  • TarzanJoeWallis (view)

    Ok, so it’s the end of 2023 and going into the postseason. Cuas, Alzolay, Leiter, and Merriwether all had respectable seasons last year.

    So among Killian, Wesneski, Estrada, Palencia, Brown, Horn, Rodriguez, Little, Hughes, Wicks, all of whom had huge potential but huge questions heading into 2024, 1) How are you going to protect all of them? 2) If you can’t, who do you protect?

    How many times was the phrase “good problem to have” tossed around?

    If it had been Palencia going to another team and hitting a May hot streak, which could just as easily have happened, would we not be having the identical conversation?

    Brown just pitched seven no hit innings yesterday. Does Jed get any credit for keeping him around? Does he get credit for ditching Horn and getting something with very decent upside, Thompson, in return? How about picking up Miller, who has been stellar so far? Does he get the blame for Meriwether, and Killian, who burned up the spring, getting hurt? And is there a single organization out there that can’t say they wish they had a reliever or two they had recently back?

    There is very definitely a “lottery” aspect to relief pitching. In the last couple of years the Cubs largely won the lottery and spun much of that good fortune into prospect gold. This year others have won and the Cubs for the most part appear to be holding the short stick. So are we really going to have the neck of the GM who took this team from the utter doldrums to the brink of contention and a number three rated system over the course of a couple of years?

  • Arizona Phil (view)

    Except Jed Hoyer does in fact have a crystal ball and it cost hundreds of thousands of dollars. The equipment and programs acquired by the Cubs are not just used in player development. They are also used in self-evaluation (self-scouting). With the information available these mistakes should not be happening. The mistakes also include the Cubs post-2023 November 40-man roster strategy that values guys like Madrigal, Mastrobuoni, and Hendricks over younger talent with more upside. 

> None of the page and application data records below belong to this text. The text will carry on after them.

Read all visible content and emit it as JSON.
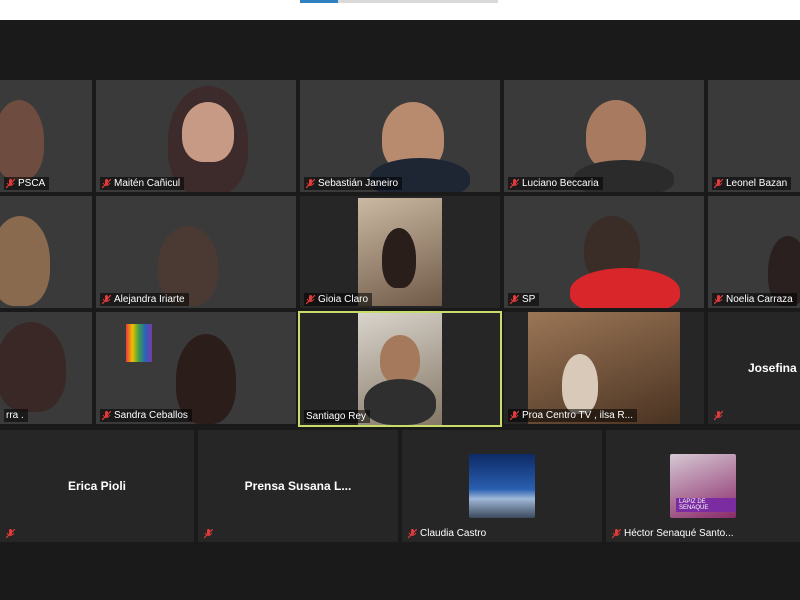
{
  "colors": {
    "background": "#1a1a1a",
    "tile": "#262626",
    "active_speaker_border": "#c8dc6a",
    "muted_mic": "#e23b3b",
    "label_text": "#ffffff"
  },
  "icons": {
    "muted": "microphone-muted-icon"
  },
  "row1": [
    {
      "name": "PSCA"
    },
    {
      "name": "Maitén Cañicul"
    },
    {
      "name": "Sebastián Janeiro"
    },
    {
      "name": "Luciano Beccaria"
    },
    {
      "name": "Leonel Bazan"
    }
  ],
  "row2": [
    {
      "name": ""
    },
    {
      "name": "Alejandra Iriarte"
    },
    {
      "name": "Gioia Claro"
    },
    {
      "name": "SP"
    },
    {
      "name": "Noelia Carraza"
    }
  ],
  "row3": [
    {
      "name": "rra ."
    },
    {
      "name": "Sandra Ceballos"
    },
    {
      "name": "Santiago Rey",
      "active": true
    },
    {
      "name": "Proa Centro TV , ilsa R..."
    },
    {
      "name": "Josefina"
    }
  ],
  "row4": [
    {
      "name": "Erica Pioli"
    },
    {
      "name": "Prensa  Susana  L..."
    },
    {
      "name": "Claudia Castro"
    },
    {
      "name": "Héctor Senaqué Santo..."
    }
  ],
  "promo_thumb_caption": "LAPIZ DE SENAQUE"
}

  • TarzanJoeWallis (view)

    Quick reminder that during much of the offseason the question marks were at third base, first base and centerfield. While the organization was stacked with outfield prospects, Mervis was coming off a solid season in AAA and was being considered a serious candidate for first base. There simply wasn’t room at the inn for everyone. There was clearly a place for Perlaza somewhere but he simply didn’t possess the complete toolset that some of the other Cub outfield prospects do. For myself, I’ve always had a soft spot for Darius Hill. Unfortunately, he’s another odd man out in a stacked system.

    And hindsight is always 20/20. For example, Estrada always had potential but was totally erratic in 2023. Cuas had a much lower ceiling but he was a steady presence in a relief corp with many question marks. Sure, it seems like a silly decision now, but Jed doesn’t have the benefit of a crystal ball. Everyone, probably Jed included, hated to see Estrada go, but it wasn’t such a crazy idea at the time. BTW, in terms of Estrada leaving via waivers, does anyone honestly think Jed didn’t try to shop him first? I have to assume no one was willing to to give up anything for him.

    Even given the way the season has gone, I think the only place where Jed solidly and clearly missed the mark that could/should have been foreseen was with Hendricks, as just about everybody on this board recognized at the time. Still, even Hendricks wasn’t a totally illogical move because they had exactly two locks for starting pitching at the time - Steele and Taillon.